My main go-to lens is the Tamron 24-70, it’s great and very versatile but every now and then I find myself wanting to shoot at an f-stop lower than 2.8 but I’m not in a position where prime lenses are an option.
Recently I borrowed the 18-35 f1.8 art lens from Sigma to try out and did some tests before I put it to work on some projects.
The build quality of the lens is very nice with its matte finish but I am aware it’s not weather sealed like my Tamron.
It’s an EF-S or Super 35 ring so this wouldn’t work on a full frame but it’s f1.8 should be the equivalent of f2.8 on a crop sensor.
The focus ring is nice damped as is the zoom ring and it feels like a nice turn. You’re not fighting it.

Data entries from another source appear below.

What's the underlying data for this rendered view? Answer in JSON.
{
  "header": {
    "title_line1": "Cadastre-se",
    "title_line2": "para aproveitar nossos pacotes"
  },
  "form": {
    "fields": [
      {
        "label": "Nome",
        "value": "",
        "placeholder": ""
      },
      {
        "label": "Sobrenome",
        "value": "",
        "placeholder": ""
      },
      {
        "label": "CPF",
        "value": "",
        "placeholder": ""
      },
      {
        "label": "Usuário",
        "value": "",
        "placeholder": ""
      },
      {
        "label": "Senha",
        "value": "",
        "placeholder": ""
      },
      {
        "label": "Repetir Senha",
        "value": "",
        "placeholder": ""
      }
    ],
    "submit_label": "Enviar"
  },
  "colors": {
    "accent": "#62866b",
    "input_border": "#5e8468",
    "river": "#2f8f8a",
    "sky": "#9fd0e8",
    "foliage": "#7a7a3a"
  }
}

The most important aspect of this lens though is its image quality.
You are more limited with the range compared to the Tamron but let’s take a look at some side by sides.

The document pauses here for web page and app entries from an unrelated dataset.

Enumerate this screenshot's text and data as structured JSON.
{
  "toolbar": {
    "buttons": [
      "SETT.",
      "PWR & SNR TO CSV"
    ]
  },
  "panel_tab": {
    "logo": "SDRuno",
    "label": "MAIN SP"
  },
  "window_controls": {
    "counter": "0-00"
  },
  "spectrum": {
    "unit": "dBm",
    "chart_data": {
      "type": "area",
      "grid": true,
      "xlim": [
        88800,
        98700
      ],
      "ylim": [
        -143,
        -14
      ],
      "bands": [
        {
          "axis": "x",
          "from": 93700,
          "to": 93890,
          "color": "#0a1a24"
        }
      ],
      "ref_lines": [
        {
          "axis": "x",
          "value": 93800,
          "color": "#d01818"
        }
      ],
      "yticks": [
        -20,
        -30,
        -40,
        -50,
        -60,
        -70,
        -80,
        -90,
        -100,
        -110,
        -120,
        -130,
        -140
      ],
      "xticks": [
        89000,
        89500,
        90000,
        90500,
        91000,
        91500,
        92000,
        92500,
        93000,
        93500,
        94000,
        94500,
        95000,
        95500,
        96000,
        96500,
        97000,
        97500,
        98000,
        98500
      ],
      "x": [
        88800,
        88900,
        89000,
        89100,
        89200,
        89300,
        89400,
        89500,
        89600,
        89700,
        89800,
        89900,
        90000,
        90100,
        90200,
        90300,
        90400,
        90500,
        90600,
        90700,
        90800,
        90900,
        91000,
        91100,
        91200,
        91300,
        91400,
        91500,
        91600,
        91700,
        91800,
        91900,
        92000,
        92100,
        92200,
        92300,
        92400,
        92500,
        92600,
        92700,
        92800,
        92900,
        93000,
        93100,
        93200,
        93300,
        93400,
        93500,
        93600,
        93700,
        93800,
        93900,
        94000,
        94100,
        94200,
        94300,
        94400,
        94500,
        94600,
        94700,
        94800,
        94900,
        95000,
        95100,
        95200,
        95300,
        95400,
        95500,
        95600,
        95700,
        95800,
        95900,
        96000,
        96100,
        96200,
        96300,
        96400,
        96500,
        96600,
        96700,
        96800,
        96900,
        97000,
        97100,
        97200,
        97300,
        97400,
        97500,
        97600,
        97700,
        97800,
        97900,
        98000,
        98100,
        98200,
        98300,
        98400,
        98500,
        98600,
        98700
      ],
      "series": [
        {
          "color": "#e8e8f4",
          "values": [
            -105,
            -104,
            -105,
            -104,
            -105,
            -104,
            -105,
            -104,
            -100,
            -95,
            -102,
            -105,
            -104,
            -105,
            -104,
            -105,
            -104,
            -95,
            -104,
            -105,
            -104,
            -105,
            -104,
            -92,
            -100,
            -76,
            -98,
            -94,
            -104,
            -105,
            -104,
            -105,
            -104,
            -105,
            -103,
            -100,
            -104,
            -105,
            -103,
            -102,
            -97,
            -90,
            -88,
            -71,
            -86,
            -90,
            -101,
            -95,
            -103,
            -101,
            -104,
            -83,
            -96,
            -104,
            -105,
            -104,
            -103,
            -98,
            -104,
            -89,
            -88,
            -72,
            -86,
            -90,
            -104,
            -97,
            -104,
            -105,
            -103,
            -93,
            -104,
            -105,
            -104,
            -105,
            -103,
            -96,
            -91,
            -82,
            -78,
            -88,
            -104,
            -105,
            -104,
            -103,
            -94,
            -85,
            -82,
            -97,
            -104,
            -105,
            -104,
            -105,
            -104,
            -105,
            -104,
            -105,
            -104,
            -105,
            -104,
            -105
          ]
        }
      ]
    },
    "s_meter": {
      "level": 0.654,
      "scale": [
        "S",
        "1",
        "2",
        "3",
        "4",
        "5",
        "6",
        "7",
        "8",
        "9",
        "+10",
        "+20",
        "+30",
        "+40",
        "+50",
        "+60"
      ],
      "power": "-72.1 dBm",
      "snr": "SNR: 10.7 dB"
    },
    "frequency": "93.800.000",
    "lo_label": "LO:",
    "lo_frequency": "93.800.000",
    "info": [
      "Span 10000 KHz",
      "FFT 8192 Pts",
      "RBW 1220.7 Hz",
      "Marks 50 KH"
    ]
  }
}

Through their zoom range and apertures, both lenses are remarkably sharp. At f4 and f8, it really is hard to tell them apart.

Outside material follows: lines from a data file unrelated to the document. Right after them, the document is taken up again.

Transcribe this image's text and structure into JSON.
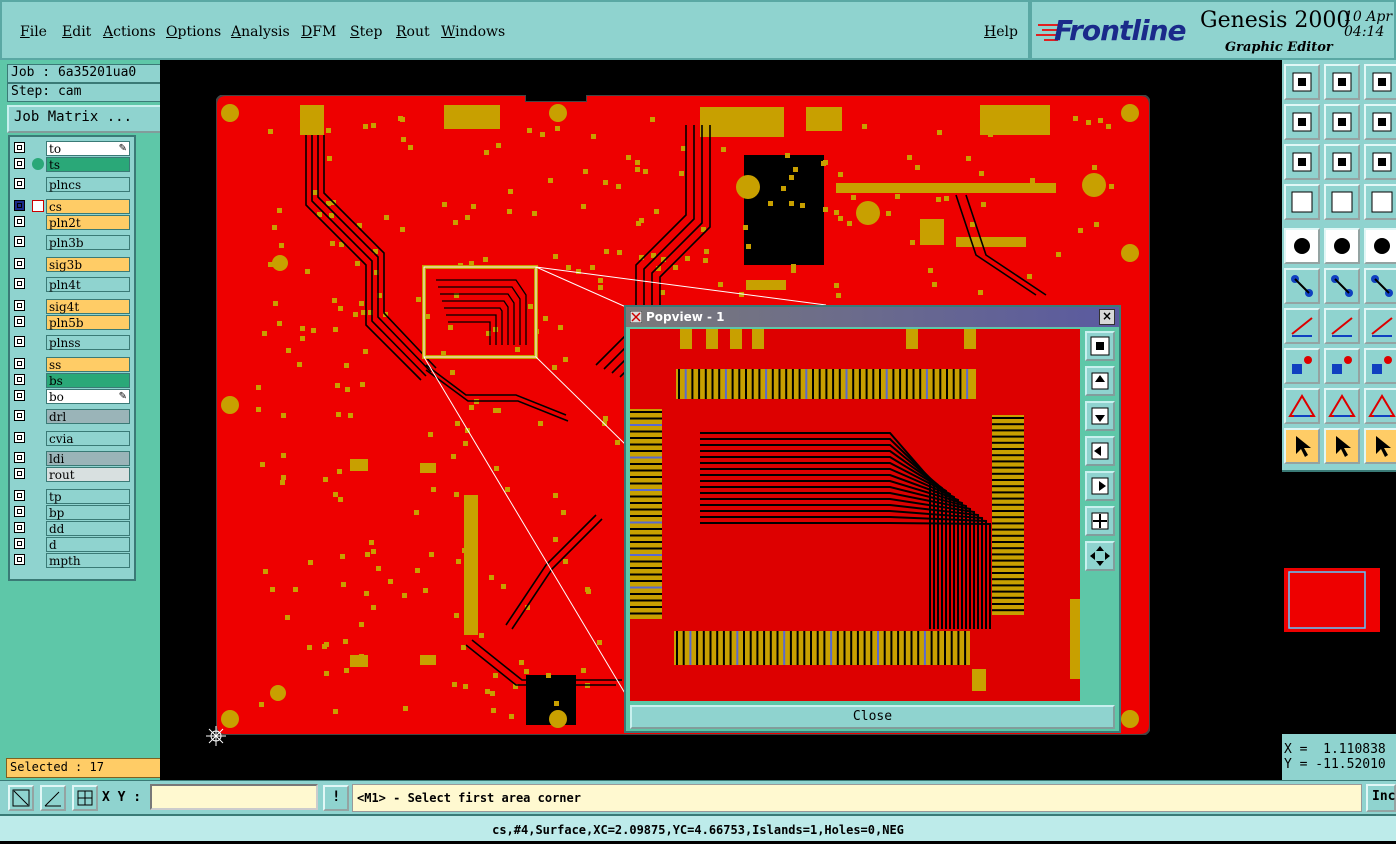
{
  "menu": {
    "items": [
      "File",
      "Edit",
      "Actions",
      "Options",
      "Analysis",
      "DFM",
      "Step",
      "Rout",
      "Windows"
    ],
    "help": "Help"
  },
  "brand": {
    "logo": "Frontline",
    "product": "Genesis 2000",
    "subtitle": "Graphic Editor",
    "date_line1": "10 Apr",
    "date_line2": "04:14"
  },
  "job": {
    "job_label": "Job : 6a35201ua0",
    "step_label": "Step: cam",
    "matrix_button": "Job Matrix ..."
  },
  "layers": [
    {
      "name": "to",
      "color": "#ffffff",
      "mark": "pen"
    },
    {
      "name": "ts",
      "color": "#2aa878",
      "mark": "dot"
    },
    {
      "name": "plncs",
      "color": "#8fd3cf",
      "mark": ""
    },
    {
      "name": "cs",
      "color": "#ffcc66",
      "mark": "edit",
      "active": true
    },
    {
      "name": "pln2t",
      "color": "#ffcc66",
      "mark": ""
    },
    {
      "name": "pln3b",
      "color": "#8fd3cf",
      "mark": ""
    },
    {
      "name": "sig3b",
      "color": "#ffcc66",
      "mark": ""
    },
    {
      "name": "pln4t",
      "color": "#8fd3cf",
      "mark": ""
    },
    {
      "name": "sig4t",
      "color": "#ffcc66",
      "mark": ""
    },
    {
      "name": "pln5b",
      "color": "#ffcc66",
      "mark": ""
    },
    {
      "name": "plnss",
      "color": "#8fd3cf",
      "mark": ""
    },
    {
      "name": "ss",
      "color": "#ffcc66",
      "mark": ""
    },
    {
      "name": "bs",
      "color": "#2aa878",
      "mark": ""
    },
    {
      "name": "bo",
      "color": "#ffffff",
      "mark": "pen"
    },
    {
      "name": "drl",
      "color": "#9ab4b8",
      "mark": ""
    },
    {
      "name": "cvia",
      "color": "#8fd3cf",
      "mark": ""
    },
    {
      "name": "ldi",
      "color": "#9ab4b8",
      "mark": ""
    },
    {
      "name": "rout",
      "color": "#d8e0e0",
      "mark": ""
    },
    {
      "name": "tp",
      "color": "#8fd3cf",
      "mark": ""
    },
    {
      "name": "bp",
      "color": "#8fd3cf",
      "mark": ""
    },
    {
      "name": "dd",
      "color": "#8fd3cf",
      "mark": ""
    },
    {
      "name": "d",
      "color": "#8fd3cf",
      "mark": ""
    },
    {
      "name": "mpth",
      "color": "#8fd3cf",
      "mark": ""
    }
  ],
  "selected": "Selected : 17",
  "popview": {
    "title": "Popview - 1",
    "close_label": "Close",
    "close_x": "×"
  },
  "coords": {
    "x": "X =  1.110838",
    "y": "Y = -11.52010"
  },
  "command": {
    "xy_label": "X Y :",
    "xy_value": "",
    "info_icon": "!",
    "prompt": "<M1> - Select first area corner",
    "inc_label": "Inc"
  },
  "status": "cs,#4,Surface,XC=2.09875,YC=4.66753,Islands=1,Holes=0,NEG",
  "colors": {
    "board": "#ee0000",
    "pad": "#c8a000",
    "trace": "#000000",
    "panel": "#8fd3cf",
    "panel_dark": "#5ec7a8",
    "highlight": "#ffcc66"
  }
}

At 2.8 the sigma has a very slight edge in terms of sharpness but the sigma can go down to f1.8.
This means in a low light situation, you’ve got another stop of light you can open up the iris with meaning you don’t have to crank up the ISO and introduce more noise into your shots than you need to.
The main differences in these lenses is precisely in How you would use them. If I was adapting them onto mirrorless cameras with in-body stabilisation then using this lens handheld would be a great benefit but without it, I can’t really see myself using it.
I’ve yet to find image stabilisation to rival my Tamron 24-70, it’s a pretty rock solid solution and it has apparently only got better with the 2nd generation model.
I shoot a lot of interviews and I’ve found that on my Tamron about 45mm is about for them as a medium shot or medium close up.
However, I thought I would see what they are like side by side at 35mm in the exact same lighting set up.
I was blown away by the clarity and how the sigma handles highlights next to my Tamron. The Tamron looks very contrasty with the lights in the background completely blown out.
The sigma, on the other hand, handles them wonderfully with a beautiful highlight and shadow roll off.
I was prepared to not like this lens because of the lack of image stabilisation. But I take it all back. If I had a mirrorless camera this would be my go-to lens every day. Especially with newer cameras like the Sony A7III and the GH5.
However, because I’m not always fixed to a tripod and do need lens stabilisation at a minimum during my more run and gun shoots, I have to say, even with the stunning image quality and highlight roll off that I’m on the fence about whether to invest.
I genuinely love this lens and what it produces but its practically not quite what I need sadly.